### PROVIDED RECORDS
◇ ◇ ◇

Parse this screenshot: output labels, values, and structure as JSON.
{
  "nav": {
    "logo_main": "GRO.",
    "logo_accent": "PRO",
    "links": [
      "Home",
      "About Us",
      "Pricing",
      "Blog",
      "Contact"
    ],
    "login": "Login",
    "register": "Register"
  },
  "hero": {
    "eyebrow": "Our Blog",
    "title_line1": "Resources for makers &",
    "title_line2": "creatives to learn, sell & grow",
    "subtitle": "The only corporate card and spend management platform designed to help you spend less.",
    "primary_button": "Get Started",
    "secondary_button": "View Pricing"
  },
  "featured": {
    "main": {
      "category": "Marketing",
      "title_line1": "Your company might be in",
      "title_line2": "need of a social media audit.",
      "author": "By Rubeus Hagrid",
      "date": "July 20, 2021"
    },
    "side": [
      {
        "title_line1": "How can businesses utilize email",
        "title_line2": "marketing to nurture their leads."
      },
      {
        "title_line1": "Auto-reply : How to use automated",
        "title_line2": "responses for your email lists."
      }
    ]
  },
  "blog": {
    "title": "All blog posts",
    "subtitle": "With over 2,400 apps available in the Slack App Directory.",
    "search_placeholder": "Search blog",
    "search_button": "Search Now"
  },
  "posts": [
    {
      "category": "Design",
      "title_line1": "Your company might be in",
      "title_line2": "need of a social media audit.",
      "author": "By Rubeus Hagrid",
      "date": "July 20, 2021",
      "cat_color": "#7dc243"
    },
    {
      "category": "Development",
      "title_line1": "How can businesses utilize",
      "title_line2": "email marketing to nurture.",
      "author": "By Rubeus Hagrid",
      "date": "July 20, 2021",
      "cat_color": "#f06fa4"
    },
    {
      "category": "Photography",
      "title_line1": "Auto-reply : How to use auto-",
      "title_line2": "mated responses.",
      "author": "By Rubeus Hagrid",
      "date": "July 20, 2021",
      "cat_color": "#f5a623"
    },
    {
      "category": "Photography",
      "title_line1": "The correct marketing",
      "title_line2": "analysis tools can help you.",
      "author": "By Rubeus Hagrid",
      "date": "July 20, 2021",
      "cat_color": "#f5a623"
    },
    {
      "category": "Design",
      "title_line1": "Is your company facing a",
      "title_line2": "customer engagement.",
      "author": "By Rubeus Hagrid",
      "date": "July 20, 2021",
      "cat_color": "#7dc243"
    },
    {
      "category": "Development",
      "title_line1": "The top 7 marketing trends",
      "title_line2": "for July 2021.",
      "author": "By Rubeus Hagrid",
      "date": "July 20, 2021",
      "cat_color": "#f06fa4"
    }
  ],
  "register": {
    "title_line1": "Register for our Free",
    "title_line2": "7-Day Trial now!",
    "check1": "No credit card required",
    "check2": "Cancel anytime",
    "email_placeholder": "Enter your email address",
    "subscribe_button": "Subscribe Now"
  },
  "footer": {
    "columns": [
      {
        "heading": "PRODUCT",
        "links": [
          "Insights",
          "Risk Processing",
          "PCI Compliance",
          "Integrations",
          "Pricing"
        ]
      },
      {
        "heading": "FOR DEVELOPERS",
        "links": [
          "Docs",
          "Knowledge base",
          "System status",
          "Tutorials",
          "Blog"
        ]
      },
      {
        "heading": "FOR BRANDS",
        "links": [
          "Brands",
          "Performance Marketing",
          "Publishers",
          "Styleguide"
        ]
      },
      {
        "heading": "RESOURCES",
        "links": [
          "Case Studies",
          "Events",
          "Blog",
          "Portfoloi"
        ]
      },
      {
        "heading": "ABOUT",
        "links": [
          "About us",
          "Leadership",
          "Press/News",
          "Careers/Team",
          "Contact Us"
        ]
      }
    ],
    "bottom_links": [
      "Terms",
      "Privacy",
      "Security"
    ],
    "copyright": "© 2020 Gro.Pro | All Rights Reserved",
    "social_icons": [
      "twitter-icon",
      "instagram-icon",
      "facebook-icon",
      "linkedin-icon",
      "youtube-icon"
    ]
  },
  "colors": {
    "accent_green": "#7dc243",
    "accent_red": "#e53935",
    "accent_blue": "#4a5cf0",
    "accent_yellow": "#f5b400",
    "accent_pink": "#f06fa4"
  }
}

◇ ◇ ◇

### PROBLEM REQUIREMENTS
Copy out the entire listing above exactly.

### RESULT OF THE EXERCISE
Parse this screenshot: output labels, values, and structure as JSON.
{
  "nav": {
    "logo_main": "GRO.",
    "logo_accent": "PRO",
    "links": [
      "Home",
      "About Us",
      "Pricing",
      "Blog",
      "Contact"
    ],
    "login": "Login",
    "register": "Register"
  },
  "hero": {
    "eyebrow": "Our Blog",
    "title_line1": "Resources for makers &",
    "title_line2": "creatives to learn, sell & grow",
    "subtitle": "The only corporate card and spend management platform designed to help you spend less.",
    "primary_button": "Get Started",
    "secondary_button": "View Pricing"
  },
  "featured": {
    "main": {
      "category": "Marketing",
      "title_line1": "Your company might be in",
      "title_line2": "need of a social media audit.",
      "author": "By Rubeus Hagrid",
      "date": "July 20, 2021"
    },
    "side": [
      {
        "title_line1": "How can businesses utilize email",
        "title_line2": "marketing to nurture their leads."
      },
      {
        "title_line1": "Auto-reply : How to use automated",
        "title_line2": "responses for your email lists."
      }
    ]
  },
  "blog": {
    "title": "All blog posts",
    "subtitle": "With over 2,400 apps available in the Slack App Directory.",
    "search_placeholder": "Search blog",
    "search_button": "Search Now"
  },
  "posts": [
    {
      "category": "Design",
      "title_line1": "Your company might be in",
      "title_line2": "need of a social media audit.",
      "author": "By Rubeus Hagrid",
      "date": "July 20, 2021",
      "cat_color": "#7dc243"
    },
    {
      "category": "Development",
      "title_line1": "How can businesses utilize",
      "title_line2": "email marketing to nurture.",
      "author": "By Rubeus Hagrid",
      "date": "July 20, 2021",
      "cat_color": "#f06fa4"
    },
    {
      "category": "Photography",
      "title_line1": "Auto-reply : How to use auto-",
      "title_line2": "mated responses.",
      "author": "By Rubeus Hagrid",
      "date": "July 20, 2021",
      "cat_color": "#f5a623"
    },
    {
      "category": "Photography",
      "title_line1": "The correct marketing",
      "title_line2": "analysis tools can help you.",
      "author": "By Rubeus Hagrid",
      "date": "July 20, 2021",
      "cat_color": "#f5a623"
    },
    {
      "category": "Design",
      "title_line1": "Is your company facing a",
      "title_line2": "customer engagement.",
      "author": "By Rubeus Hagrid",
      "date": "July 20, 2021",
      "cat_color": "#7dc243"
    },
    {
      "category": "Development",
      "title_line1": "The top 7 marketing trends",
      "title_line2": "for July 2021.",
      "author": "By Rubeus Hagrid",
      "date": "July 20, 2021",
      "cat_color": "#f06fa4"
    }
  ],
  "register": {
    "title_line1": "Register for our Free",
    "title_line2": "7-Day Trial now!",
    "check1": "No credit card required",
    "check2": "Cancel anytime",
    "email_placeholder": "Enter your email address",
    "subscribe_button": "Subscribe Now"
  },
  "footer": {
    "columns": [
      {
        "heading": "PRODUCT",
        "links": [
          "Insights",
          "Risk Processing",
          "PCI Compliance",
          "Integrations",
          "Pricing"
        ]
      },
      {
        "heading": "FOR DEVELOPERS",
        "links": [
          "Docs",
          "Knowledge base",
          "System status",
          "Tutorials",
          "Blog"
        ]
      },
      {
        "heading": "FOR BRANDS",
        "links": [
          "Brands",
          "Performance Marketing",
          "Publishers",
          "Styleguide"
        ]
      },
      {
        "heading": "RESOURCES",
        "links": [
          "Case Studies",
          "Events",
          "Blog",
          "Portfoloi"
        ]
      },
      {
        "heading": "ABOUT",
        "links": [
          "About us",
          "Leadership",
          "Press/News",
          "Careers/Team",
          "Contact Us"
        ]
      }
    ],
    "bottom_links": [
      "Terms",
      "Privacy",
      "Security"
    ],
    "copyright": "© 2020 Gro.Pro | All Rights Reserved",
    "social_icons": [
      "twitter-icon",
      "instagram-icon",
      "facebook-icon",
      "linkedin-icon",
      "youtube-icon"
    ]
  },
  "colors": {
    "accent_green": "#7dc243",
    "accent_red": "#e53935",
    "accent_blue": "#4a5cf0",
    "accent_yellow": "#f5b400",
    "accent_pink": "#f06fa4"
  }
}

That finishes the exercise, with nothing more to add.